> Exercise materials:
******

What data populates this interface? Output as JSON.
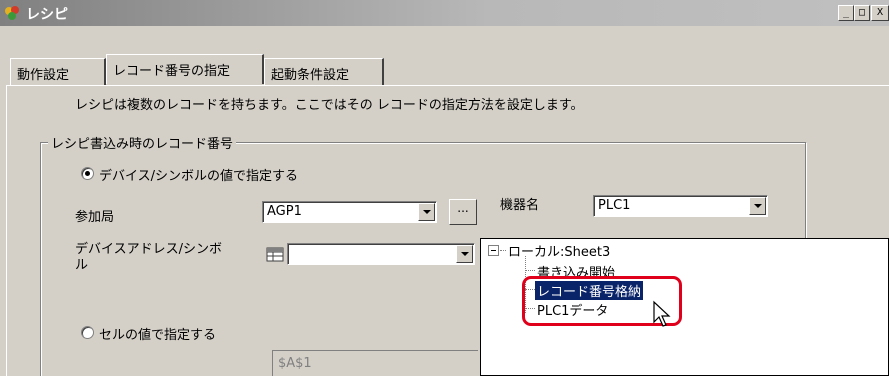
{
  "window": {
    "title": "レシピ",
    "minimize": "_",
    "maximize": "□",
    "close": "X"
  },
  "tabs": [
    {
      "label": "動作設定",
      "active": false
    },
    {
      "label": "レコード番号の指定",
      "active": true
    },
    {
      "label": "起動条件設定",
      "active": false
    }
  ],
  "description": "レシピは複数のレコードを持ちます。ここではその レコードの指定方法を設定します。",
  "group": {
    "legend": "レシピ書込み時のレコード番号",
    "radio_device": {
      "label": "デバイス/シンボルの値で指定する",
      "selected": true
    },
    "station": {
      "label": "参加局",
      "value": "AGP1",
      "ellipsis": "..."
    },
    "device_name": {
      "label": "機器名",
      "value": "PLC1"
    },
    "address": {
      "label_line1": "デバイスアドレス/シンボ",
      "label_line2": "ル",
      "value": ""
    },
    "radio_cell": {
      "label": "セルの値で指定する",
      "selected": false
    },
    "cell_value": "$A$1"
  },
  "tree": {
    "root": "ローカル:Sheet3",
    "items": [
      "書き込み開始",
      "レコード番号格納",
      "PLC1データ"
    ],
    "selected_index": 1
  },
  "colors": {
    "face": "#d4d0c8",
    "selection": "#0a246a",
    "highlight": "#e0001b"
  }
}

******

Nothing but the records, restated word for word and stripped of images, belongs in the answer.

> The completed task:
What data populates this interface? Output as JSON.
{
  "window": {
    "title": "レシピ",
    "minimize": "_",
    "maximize": "□",
    "close": "X"
  },
  "tabs": [
    {
      "label": "動作設定",
      "active": false
    },
    {
      "label": "レコード番号の指定",
      "active": true
    },
    {
      "label": "起動条件設定",
      "active": false
    }
  ],
  "description": "レシピは複数のレコードを持ちます。ここではその レコードの指定方法を設定します。",
  "group": {
    "legend": "レシピ書込み時のレコード番号",
    "radio_device": {
      "label": "デバイス/シンボルの値で指定する",
      "selected": true
    },
    "station": {
      "label": "参加局",
      "value": "AGP1",
      "ellipsis": "..."
    },
    "device_name": {
      "label": "機器名",
      "value": "PLC1"
    },
    "address": {
      "label_line1": "デバイスアドレス/シンボ",
      "label_line2": "ル",
      "value": ""
    },
    "radio_cell": {
      "label": "セルの値で指定する",
      "selected": false
    },
    "cell_value": "$A$1"
  },
  "tree": {
    "root": "ローカル:Sheet3",
    "items": [
      "書き込み開始",
      "レコード番号格納",
      "PLC1データ"
    ],
    "selected_index": 1
  },
  "colors": {
    "face": "#d4d0c8",
    "selection": "#0a246a",
    "highlight": "#e0001b"
  }
}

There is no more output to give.